Best Practices

To align with both legal and ethical standards, consider the following best practices:

  • Conduct a Privacy Impact Assessment: Evaluate the potential impact of surveillance on privacy and implement measures to mitigate risks.
  • Implement Clear Policies: Develop and enforce policies regarding the use, access, and storage of surveillance footage.
  • Training: Ensure that staff are adequately trained on the ethical and legal aspects of security camera use.

By integrating these best practices into the security camera installation process, organizations can ensure a balanced approach that respects legal requirements and ethical standards.

Maintenance and Troubleshooting of Security Camera Systems

Maintenance and Troubleshooting of Security Camera Systems

Regular maintenance and troubleshooting are critical aspects of ensuring the reliability and effectiveness of security camera systems. This chapter provides an overview of essential maintenance tasks and common troubleshooting techniques to keep your system functioning optimally.

Routine Maintenance

Consistent maintenance ensures that security cameras operate smoothly and efficiently. Here are the key maintenance tasks:

  • Cleaning: Regularly clean the camera lenses to remove dust, dirt, and other debris that may obstruct the view. Use a microfiber cloth or lens cleaning solution specifically designed for camera lenses.
  • Inspection: Periodically inspect all components, including cameras, cables, and recording devices, for signs of wear or damage. Look for cracks, corrosion, or loose connections that could affect performance.
  • Firmware Updates: Keep the camera firmware updated to benefit from the latest features and security patches. Check the manufacturer’s website for updates and follow their instructions for installation.
  • Verify Storage: Ensure storage devices such as DVRs or NVRs have sufficient capacity and redundancies in place. Regularly check storage health and replace aging drives to avoid data loss.
  • Functional Testing: Conduct regular tests to verify that each camera is functioning correctly. This includes checking image quality, field of view, and motion detection settings.
  • Backup and Security: Backup important footage regularly and store it securely. Additionally, review and update security settings, including passwords and access controls, to prevent unauthorized access.

Common Troubleshooting Techniques

Despite regular maintenance, issues may still arise. Below are common troubleshooting techniques for security camera systems:

  • No Signal or Picture: Check if the camera is receiving power. Ensure all cables are properly connected and not damaged.
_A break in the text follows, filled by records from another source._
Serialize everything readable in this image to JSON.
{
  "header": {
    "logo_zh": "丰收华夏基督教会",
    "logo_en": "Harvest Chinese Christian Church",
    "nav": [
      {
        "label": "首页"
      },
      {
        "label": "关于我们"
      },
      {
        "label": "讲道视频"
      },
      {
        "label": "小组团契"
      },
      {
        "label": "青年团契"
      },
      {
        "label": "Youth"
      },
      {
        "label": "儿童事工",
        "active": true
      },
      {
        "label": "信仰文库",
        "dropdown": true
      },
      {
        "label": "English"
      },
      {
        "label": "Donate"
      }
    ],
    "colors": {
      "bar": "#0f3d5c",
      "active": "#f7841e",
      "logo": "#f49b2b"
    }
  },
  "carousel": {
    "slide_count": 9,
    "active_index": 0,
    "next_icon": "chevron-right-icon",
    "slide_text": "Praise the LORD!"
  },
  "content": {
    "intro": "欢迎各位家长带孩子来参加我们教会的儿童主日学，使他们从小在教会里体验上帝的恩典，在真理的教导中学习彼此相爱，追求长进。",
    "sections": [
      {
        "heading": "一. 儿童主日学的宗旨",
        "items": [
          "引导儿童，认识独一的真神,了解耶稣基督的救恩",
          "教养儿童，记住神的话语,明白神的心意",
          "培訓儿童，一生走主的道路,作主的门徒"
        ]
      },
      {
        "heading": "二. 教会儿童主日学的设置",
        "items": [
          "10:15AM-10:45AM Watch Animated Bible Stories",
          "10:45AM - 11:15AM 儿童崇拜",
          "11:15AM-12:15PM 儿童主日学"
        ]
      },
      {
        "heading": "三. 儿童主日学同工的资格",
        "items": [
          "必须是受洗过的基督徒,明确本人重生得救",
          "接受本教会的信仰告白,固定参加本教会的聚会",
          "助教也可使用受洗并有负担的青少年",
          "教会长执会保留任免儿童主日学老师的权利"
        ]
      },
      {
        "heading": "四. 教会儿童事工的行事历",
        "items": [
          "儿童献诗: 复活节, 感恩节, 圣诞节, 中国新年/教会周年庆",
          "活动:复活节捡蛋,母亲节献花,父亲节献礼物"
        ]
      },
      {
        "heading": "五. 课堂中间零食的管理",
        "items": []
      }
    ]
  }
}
Reset the camera or check for firmware issues.
  • Fuzzy or Distorted Images: Clean the camera lens and ensure the camera is focused correctly. Adjust lighting conditions or camera settings to improve image quality.
  • Night Vision Issues: Verify that the infrared (IR) LEDs are working. Ensure no objects are reflecting IR light back into the camera, causing glare. Check settings for IR intensity or sensitivity.
  • Recording or Playback Problems: Confirm that the storage device is functioning and not full. Ensure the camera is set to record at the desired times or upon motion detection. Update firmware and check for software conflicts.
  • Connectivity Issues: For IP cameras, check network connections and settings. Ensure the camera has a valid IP address and that there are no conflicts. Reboot the camera and network equipment if needed.
  • Motion Detection Problems: Adjust sensitivity settings and ensure the camera’s field of view is clear. Test motion detection during different times of day to fine-tune the settings.
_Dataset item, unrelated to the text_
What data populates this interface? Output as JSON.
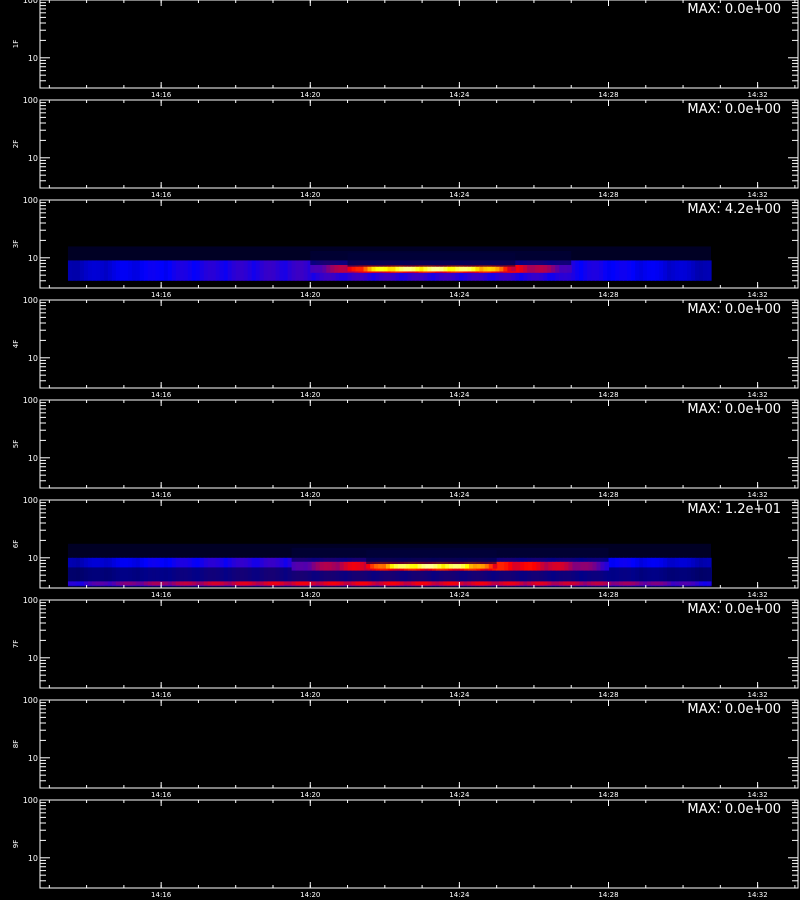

When to Seek Professional Assistance

While many issues can be resolved with routine maintenance and troubleshooting, some situations may require professional help. If hardware components need replacement, complex network configurations are involved, or persistent issues occur despite troubleshooting efforts, consider contacting a professional security system technician.
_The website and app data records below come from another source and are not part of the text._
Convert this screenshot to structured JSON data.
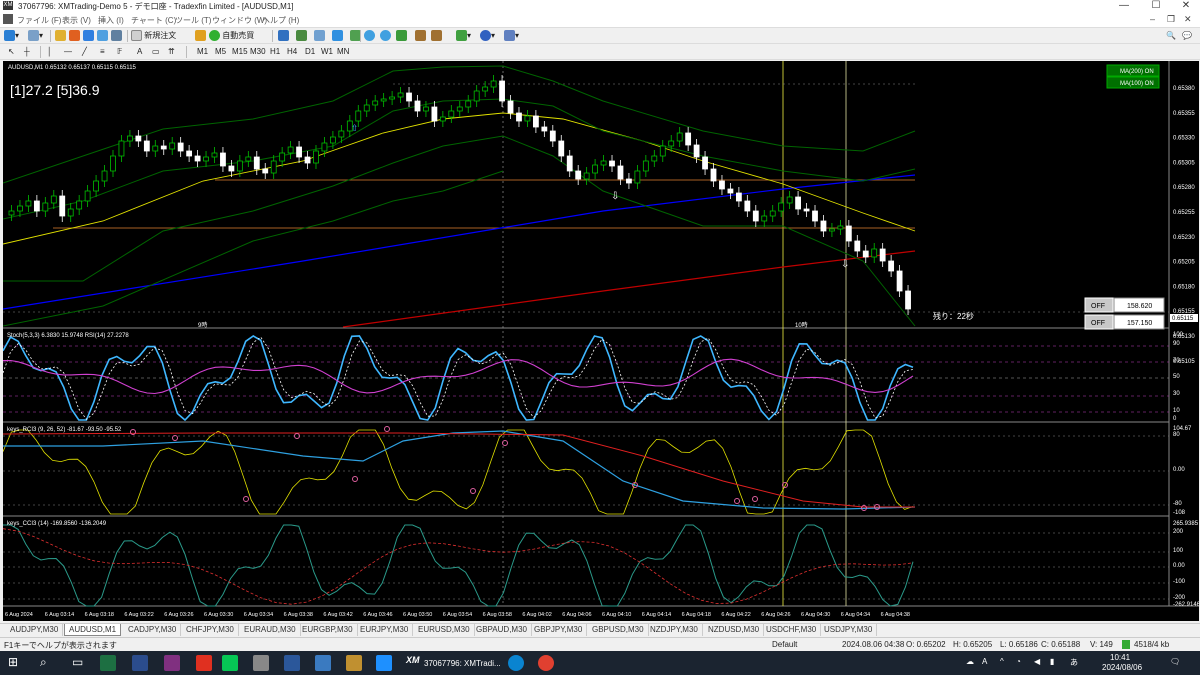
{
  "window": {
    "title": "37067796: XMTrading-Demo 5 - デモ口座 - Tradexfin Limited - [AUDUSD,M1]",
    "min": "—",
    "max": "☐",
    "close": "✕"
  },
  "menu": [
    "ファイル (F)",
    "表示 (V)",
    "挿入 (I)",
    "チャート (C)",
    "ツール (T)",
    "ウィンドウ (W)",
    "ヘルプ (H)"
  ],
  "toolbar": {
    "new_order": "新規注文",
    "auto_trade": "自動売買",
    "timeframes": [
      "M1",
      "M5",
      "M15",
      "M30",
      "H1",
      "H4",
      "D1",
      "W1",
      "MN"
    ]
  },
  "chart": {
    "header": "AUDUSD,M1  0.65132 0.65137 0.65115 0.65115",
    "counter": "[1]27.2 [5]36.9",
    "ma_labels": [
      "MA(200) ON",
      "MA(100) ON"
    ],
    "off_panels": [
      {
        "label": "OFF",
        "value": "158.620"
      },
      {
        "label": "OFF",
        "value": "157.150"
      }
    ],
    "remaining": "残り：22秒",
    "price_label": "0.65115",
    "price_ticks": [
      "0.65380",
      "0.65355",
      "0.65330",
      "0.65305",
      "0.65280",
      "0.65255",
      "0.65230",
      "0.65205",
      "0.65180",
      "0.65155",
      "0.65130",
      "0.65105"
    ],
    "session_labels": [
      "9時",
      "10時"
    ],
    "stoch_header": "Stoch(5,3,3) 6.3830 15.9748  RSI(14) 27.2278",
    "stoch_ticks": [
      "100",
      "90",
      "70",
      "50",
      "30",
      "10",
      "0"
    ],
    "rci_header": "keys_RCI3 (9, 26, 52) -81.67 -93.50 -95.52",
    "rci_ticks": [
      "104.67",
      "80",
      "0.00",
      "-80",
      "-108"
    ],
    "cci_header": "keys_CCI3 (14) -169.8560 -136.2049",
    "cci_ticks": [
      "265.9385",
      "200",
      "100",
      "0.00",
      "-100",
      "-200",
      "-262.9146"
    ],
    "time_labels": [
      "6 Aug 2024",
      "6 Aug 03:14",
      "6 Aug 03:18",
      "6 Aug 03:22",
      "6 Aug 03:26",
      "6 Aug 03:30",
      "6 Aug 03:34",
      "6 Aug 03:38",
      "6 Aug 03:42",
      "6 Aug 03:46",
      "6 Aug 03:50",
      "6 Aug 03:54",
      "6 Aug 03:58",
      "6 Aug 04:02",
      "6 Aug 04:06",
      "6 Aug 04:10",
      "6 Aug 04:14",
      "6 Aug 04:18",
      "6 Aug 04:22",
      "6 Aug 04:26",
      "6 Aug 04:30",
      "6 Aug 04:34",
      "6 Aug 04:38"
    ]
  },
  "tabs": [
    "AUDJPY,M30",
    "AUDUSD,M1",
    "CADJPY,M30",
    "CHFJPY,M30",
    "EURAUD,M30",
    "EURGBP,M30",
    "EURJPY,M30",
    "EURUSD,M30",
    "GBPAUD,M30",
    "GBPJPY,M30",
    "GBPUSD,M30",
    "NZDJPY,M30",
    "NZDUSD,M30",
    "USDCHF,M30",
    "USDJPY,M30"
  ],
  "status": {
    "help": "F1キーでヘルプが表示されます",
    "profile": "Default",
    "time": "2024.08.06 04:38",
    "open": "O: 0.65202",
    "high": "H: 0.65205",
    "low": "L: 0.65186",
    "close": "C: 0.65188",
    "volume": "V: 149",
    "traffic": "4518/4 kb"
  },
  "taskbar": {
    "app": "37067796: XMTradi...",
    "clock": "10:41",
    "date": "2024/08/06"
  },
  "colors": {
    "bull": "#00c000",
    "bear": "#ffffff",
    "bb": "#006400",
    "ma_blue": "#0000ff",
    "ma_red": "#c00000",
    "ma_yellow": "#e0e000",
    "cyan": "#3fb7ff",
    "magenta": "#d040d0"
  }
}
In summary, regular maintenance and effective troubleshooting are essential to ensure the longevity and proper functioning of your security camera system. By addressing issues promptly and maintaining your equipment, you can achieve a reliable and efficient surveillance setup.